Publish date: 16 May 2022

Robot-assisted surgery used to perform bladder cancer removal and reconstruction enables patients to recover far more quickly and spend significantly (20%) less time in hospital, concludes a first-of-its kind clinical trial led by UCLH, UCL and the University of Sheffield, and funded by The Urology Foundation and the Champniss Foundation.

The study, published in the Journal of the American Medical Association, also found robotic surgery reduced the chance of readmission by half (52%), and revealed a “striking” four-fold (77%) reduction in prevalence of blood clots (deep vein thrombus & pulmonary emboli) – a significant cause of health decline and morbidity – when compared to patients who had open surgery.

Patients’ physical activity – assessed by daily steps tracked on a wearable smart sensor – and their stamina and quality of life also increased.

Researchers say the findings provide the strongest evidence so far of the patient benefit of robot-assisted surgery and are now urging the National Institute of Clinical Excellence (NICE) to make it available as a clinical option across the UK for all major abdominal surgery including colorectal, gastro-intestinal, and gynaecological.

Co-Chief Investigator, Professor John Kelly, consultant surgeon at UCLH and Professor of Uro-Oncology at UCL, said: “Despite robot-assisted surgery becoming more widely available, there has been no significant clinical evaluation of its overall benefit to patients’ recovery.

“In this study we wanted to establish if robot-assisted surgery, when compared to open surgery reduced time spent in hospital, reduced readmissions, and led to better levels of fitness and a quality of life; on all counts this was shown.

“An unexpected finding was the striking reduction in blood clots in patients receiving robotic surgery; this indicates a safe surgery with patients benefiting from far less complications, early mobilisation and a quicker return to normal life.”

Unlike open surgery, where a surgeon works directly on a patient and involves large incisions in the skin and muscle, robot-assisted surgery allows surgeons to guide minimally invasive instruments remotely using a console and aided by 3D view. It is currently only available in a small number of UK hospitals.

Open surgery remains the NICE “gold standard” recommendation for highly complex surgery, though the research team hope this could change.

Professor Kelly added: “In light of the positive findings, the perception of open surgery as the gold standard for major surgery is now being challenged for the first time. We hope that all eligible patients needing major abdominal operations can now be offered the option of having robotic surgery.”

Bladder cancer is where a growth of abnormal tissue, known as a tumour, develops in the bladder lining. In some cases, the tumour spreads into the bladder muscle and can lead to secondary cancer in other parts of the body. About 10,000 people are diagnosed with bladder cancer in the UK every year and over 3,000 bladder removals and reconstructions are performed. It is one of the most expensive cancers to manage

Trial findings

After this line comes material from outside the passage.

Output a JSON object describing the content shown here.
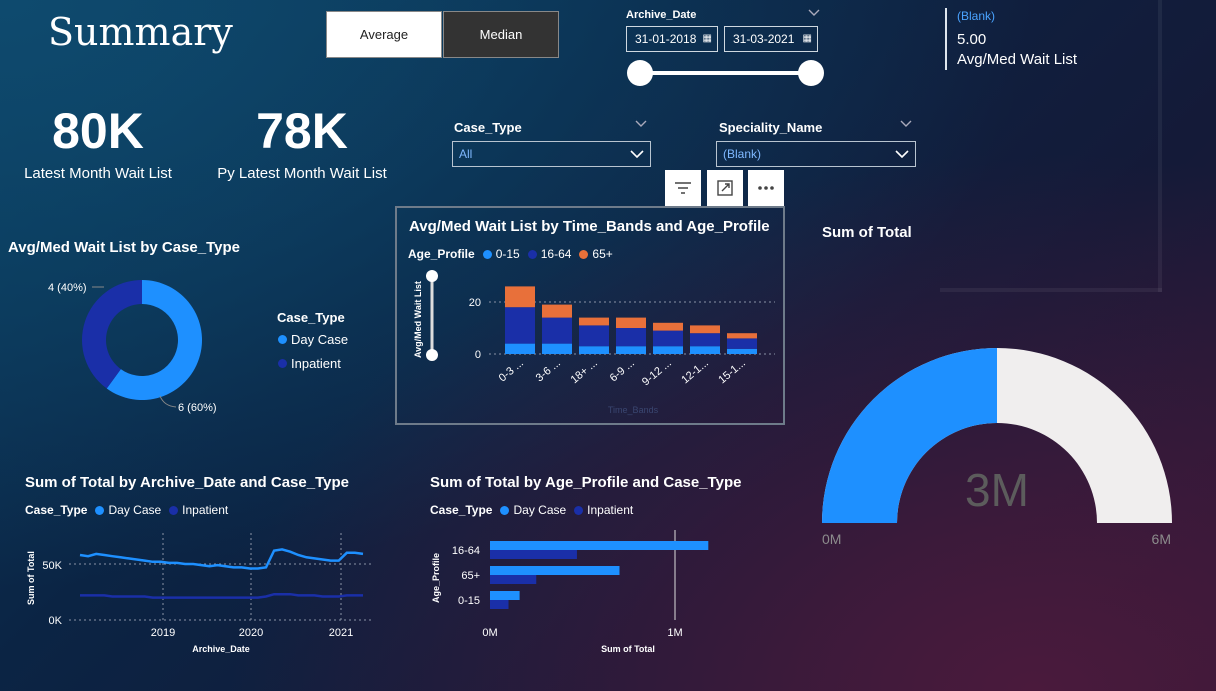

Across nine UK hospitals, 338 patients with non-metastatic bladder cancer were randomised into two groups: 169 patients had robot-assisted radical cystectomy (bladder removal) with intracorporeal reconstruction (process of taking section of bowel to make new bladder), and 169 patients open radical cystectomy.

The trial’s primary end-point was length of stay in hospital post-surgery. On average, the robot-assisted group stayed eight days in hospital, this compared to 10 days for the open surgery group – so a 20% reduction.  Readmittance to hospital within 90 days of surgery was also significantly reduced – 21% for the robot-assisted group vs 32% for open.

A further 20 secondary outcomes were assessed at 90 days, six- and 12-months post-surgery. These included blood clot prevalence, wound complications, quality of life, disability, stamina, activity levels, and survival (morbidity). All secondary outcomes were improved by robot-assisted surgery or, if not improved, almost equal to open surgery. 

This study, and previous studies, show both robot-assisted and open surgery are equally as effective in regards cancer recurrence and length of survival.

The research team is conducting a health economic analysis to establish the quality-adjusted life year (QALY), which incorporates the impact on both the quantity and quality of life.

Patient story

Frances Christensen Essendon, from Hertfordshire, said: “I was diagnosed with bladder cancer and after a course of chemotherapy it was suggested that I have my bladder removed.  Under professor John Kelly I underwent robotic surgery to remove my native bladder which was replaced with a new bladder made out of bowel. The operation was a success, and I was up and walking soon after surgery.  Having had the operation in April I was back to work and the gym in the middle of June. I have gone on to lead a normal active life and am eternally grateful to Prof Kelly and his team for their care and support.”

Image: Frances Christensen